The plot of Age of Ultron, which is dense only because it builds so much on plot elements from previous films, boils down to a prototypical Big Bad, the sentient robot Ultron (voiced by James Spader), who is also prone to wisecracking and wants to, you know, destroy the world. There is some irony inherent in the story that the villain was an accidental creation of our heroes’ efforts to create a preemptive defense against future invaders from another dimension, but Whedon doesn’t explore that theme too deeply, even though it will figure heavily in the upcoming Captain America: Civil War saga. Age of Ultron does plant the seeds of contention between Tony Stark and Steve Rogers, who don’t always agree on their approach to protecting mankind: For comic fans who know what’s coming, those scenes stand out in a movie that, for the most part, is marking time.
Age of Ultron, which occasionally grazes the cosmic dimensions that the Avengers will encounter in 2018’s Infinity War, still suffers from the inevitable bloat that comes with having almost 10 protagonists. Scarlett Johansson’s Black Widow remains a formidable opponent in a fight, but the movie has no idea what to do with her during the intervals between throwdowns, other than to push her into a half-hearted romance with Bruce Banner that stops the movie and adds needlessly to the 141-minute running time (the issues their subplot raises belong in a different, less frivolous story). Whedon fares better when he keeps his heroes together, such as a scene in which they’re relaxing, knocking back drinks and taking turns trying in vain to lift Thor’s hammer as the buff Asgardian looks on and laughs (only Black Widow declines to try, because she’s a woman and thus the smartest Avenger). Late in the film comes a terrific throwaway gag that pays off the hammer bit with an enormous laugh, a testament to the careful attention to detail Whedon uses as a writer.
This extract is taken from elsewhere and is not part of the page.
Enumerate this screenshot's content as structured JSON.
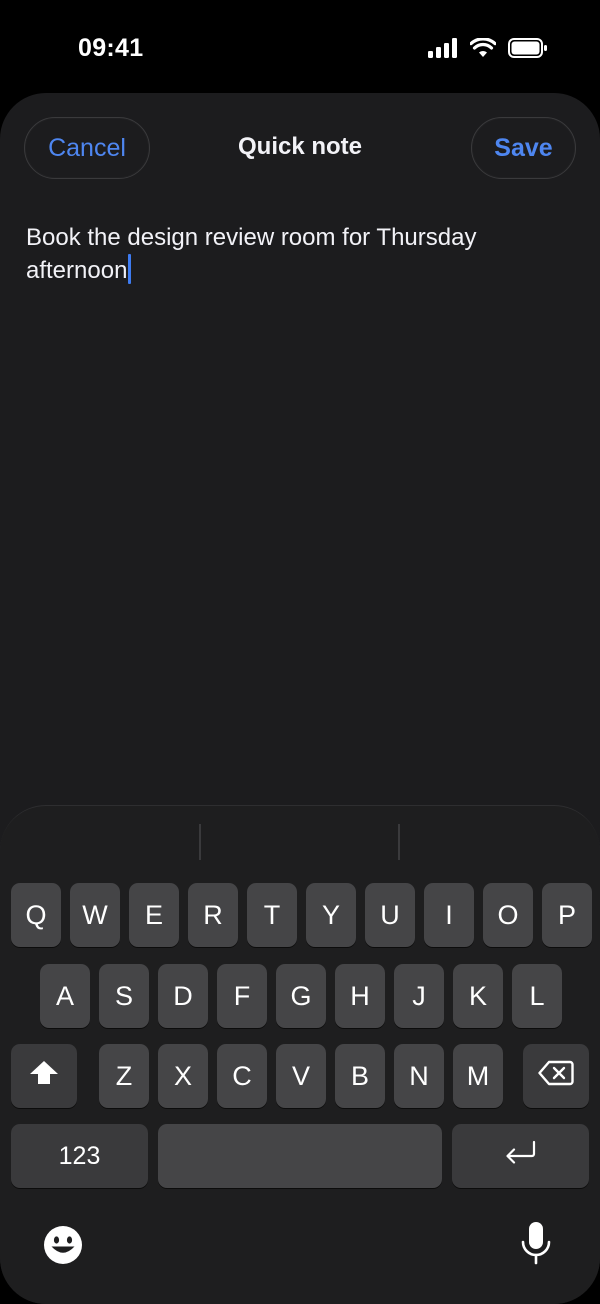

Age of Ultron won’t endure the way great genre movies do, because there’s little here worth revisiting. For all its plot convolutions, the story is flimsy and generic, a set-up to much bigger things to come, and the spectacle requires 3D glasses and a giant screen for maximum enjoyment. Watching it at home or on a tablet just won’t be the same. Age of Ultron is a contraption as mechanical as its eponymous villain, but if the film indeed ends up marking Whedon’s exit, he will have left the bar set at an impressive height. Instead of trying to elevate his source material or leaven it with importance, the way Christopher Nolan did with the Dark Knight pictures, Whedon embraces the comics’ pulpy, colorful, playful roots, and he doesn’t try to convert the uninitiated, either (anyone wandering into this movie without a working knowledge of what’s come before will be as lost as someone trying to start on Game of Thrones by watching this week’s episode). Whedon knows this is all nonsense, but it can be great fun, too. Age of Ultron is all rush and sensation with little substance. But what a feeling.
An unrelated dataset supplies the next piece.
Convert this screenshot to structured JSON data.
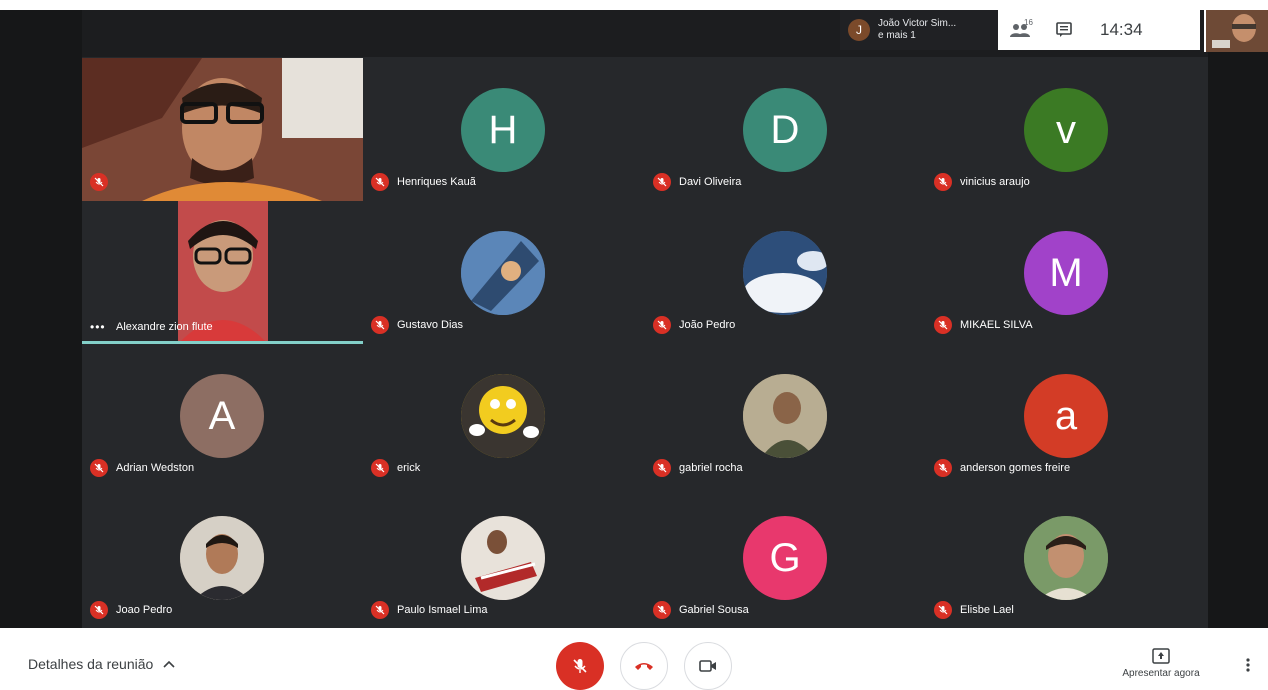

Cast: Robert Downey Jr., Chris Evans, Chris Hemsworth, Scarlett Johansson, Jeremy Renner, Mark Ruffalo, Aaron Taylor-Johnson, Elizabeth Olsen, Paul Bettany, Samuel L. Jackson, Don Cheadle, James Spader (voice only).
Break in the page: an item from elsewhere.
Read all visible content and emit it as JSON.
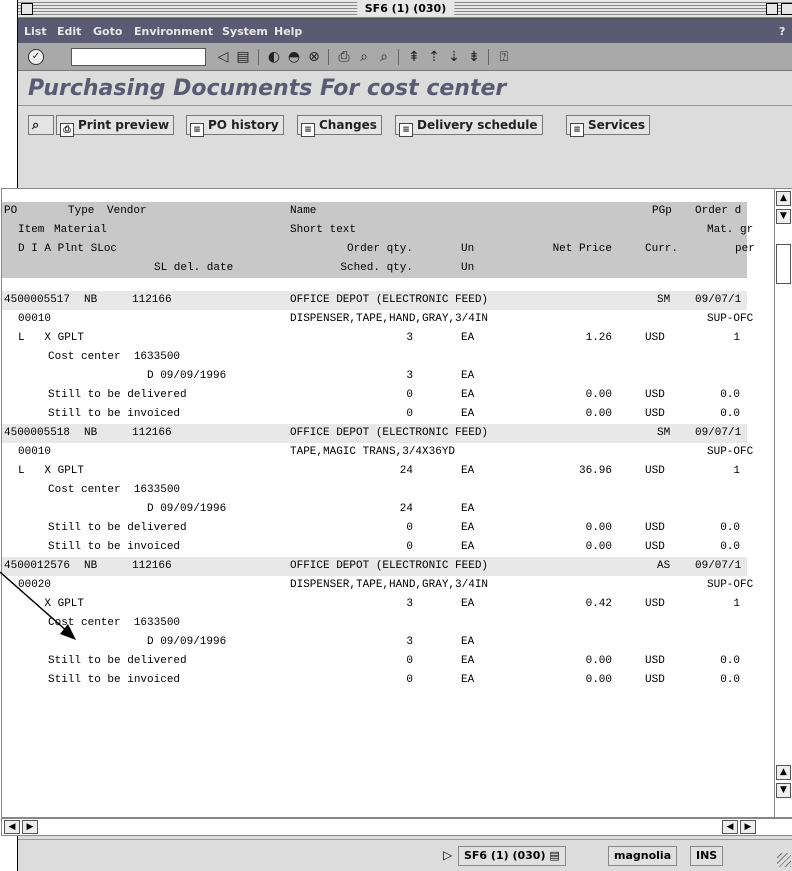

Writer-director: Joss Whedon.
A Marvel Studios release. Running time: 141 minutes. Mild vulgar language, comic-book violence, brief gore, adult themes. Playing at area theaters.